This systemic exploitation of workers is symptomatic of the intense commodification of education in the UK (and beyond). This pernicious process threatens the capacity of universities and their staff to nurture the critical thinking required to generate appropriate and rapid responses to the planetary emergency. While universities were historically the birthplaces of ground-shaking movements for social justice, today their continued subsumption into the machinery of neoliberal capitalism seriously undermines this potential.
The transformation sets a dangerous precedent. British universities are becoming less a space to discover and develop alternative ideas and more places producing knowledge that supports rather than challenges the status quo. But the commodification of education was not inevitable: it was a political choice.
As of May 2022, the current academic year has seen three rounds of strikes across many UK universities. These actions represent a significant loss of income for striking staff and have resulted in growing tensions with non-striking colleagues. As their demands are ignored, staff members involved in industrial action are being forced to consider increasingly disruptive tactics. Many branches have already voted to implement marking and assessment boycotts, which could result in students not progressing or graduating. Meanwhile, a flood of resignations from external examiner roles is raising pressure on senior management in a show of intervarsity solidarity. When not on strike, academics simply working to the terms of their employment contracts and no more has illustrated the extent to which universities have for too long relied on a “goodwill” exchange of uncompensated labour.
The exploitation of university workers is consistent with some of the most extractive neoliberal business models. In England, the average salary of a university vice-chancellor is disproportionately large at 296,000 pounds [348,000 euros], while unrealistic workloads mean that some casualised lecturers in the same institutions are paid below the minimum wage. Two thirds of these top jobs are filled by men and, at the current rate of change, it will take another two decades to achieve gender equality. Many female academics believe that even their unions are not doing enough to resolve this long-standing injustice. These structural inequalities only exacerbate the issues of pay, workload and precarity for Black and minority ethnic academics, for whom the chances of securing senior positions are significantly lower than for their white colleagues.
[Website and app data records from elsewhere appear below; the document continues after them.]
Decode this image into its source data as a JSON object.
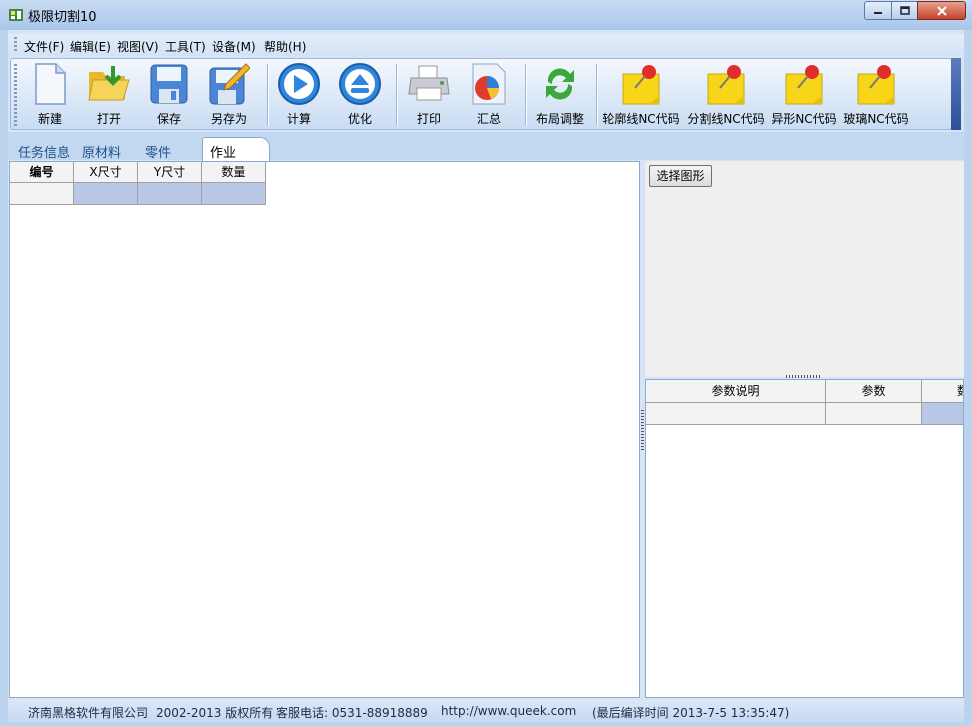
{
  "window": {
    "title": "极限切割10",
    "controls": {
      "minimize": "minimize-icon",
      "maximize": "maximize-icon",
      "close": "close-icon"
    }
  },
  "menu": [
    "文件(F)",
    "编辑(E)",
    "视图(V)",
    "工具(T)",
    "设备(M)",
    "帮助(H)"
  ],
  "toolbar": {
    "new": "新建",
    "open": "打开",
    "save": "保存",
    "save_as": "另存为",
    "compute": "计算",
    "optimize": "优化",
    "print": "打印",
    "summary": "汇总",
    "layout": "布局调整",
    "outline_nc": "轮廓线NC代码",
    "cutline_nc": "分割线NC代码",
    "shaped_nc": "异形NC代码",
    "glass_nc": "玻璃NC代码"
  },
  "tabs": {
    "task": "任务信息",
    "material": "原材料",
    "parts": "零件",
    "job": "作业",
    "active": "作业"
  },
  "job_grid": {
    "columns": [
      "编号",
      "X尺寸",
      "Y尺寸",
      "数量"
    ]
  },
  "right_panel": {
    "select_shape_button": "选择图形",
    "param_grid": {
      "columns": [
        "参数说明",
        "参数",
        "数"
      ]
    }
  },
  "status": {
    "company": "济南黑格软件有限公司",
    "copyright": "2002-2013 版权所有",
    "phone": "客服电话: 0531-88918889",
    "website": "http://www.queek.com",
    "build": "(最后编译时间 2013-7-5 13:35:47)"
  },
  "colors": {
    "titlebar": "#b8d0ee",
    "toolbar": "#d8e6f7",
    "selection": "#b8c8e6",
    "close": "#c8442c"
  }
}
This pervasive austerity is not about saving money; rather, it is rooted in a neoliberal politics that puts economic productivity above all else. Restructuring the UK’s university sector in recent years has allowed it to generate an immense 46.8 billion pounds [55 billion euros] in reserves. Yet chronically overworked and underpaid staff are increasingly disillusioned with conditions that undermine their ability to educate students in meaningful ways. This conveyor-belt approach to higher education is not conducive to forging the deeply innovative and reflexive work needed across all disciplines to respond to the imminent and long-term threats posed by the planetary emergency.